## WORK TASK
Pick each line that has "kind" out of the records.

## Web page and app entries
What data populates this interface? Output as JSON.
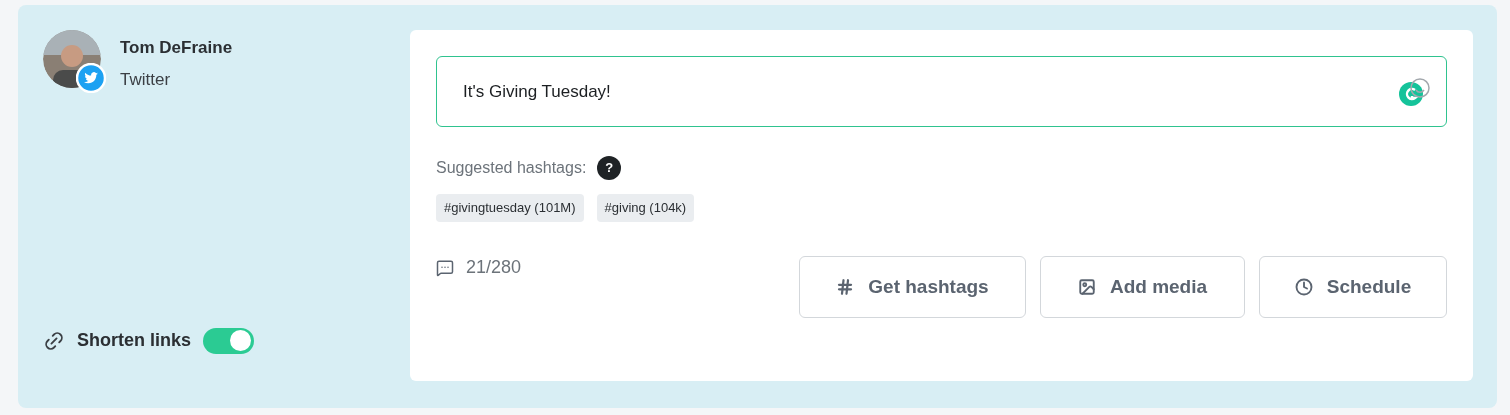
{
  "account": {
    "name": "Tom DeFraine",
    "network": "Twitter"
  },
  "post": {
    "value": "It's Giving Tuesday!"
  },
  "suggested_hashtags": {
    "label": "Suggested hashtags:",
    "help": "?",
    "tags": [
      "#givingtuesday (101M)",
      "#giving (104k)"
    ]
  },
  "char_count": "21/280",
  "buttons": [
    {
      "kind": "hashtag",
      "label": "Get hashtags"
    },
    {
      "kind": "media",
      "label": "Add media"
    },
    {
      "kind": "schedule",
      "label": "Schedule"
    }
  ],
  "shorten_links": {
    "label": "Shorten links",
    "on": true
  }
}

## THE ANSWER
      "kind": "hashtag",
      "kind": "media",
      "kind": "schedule",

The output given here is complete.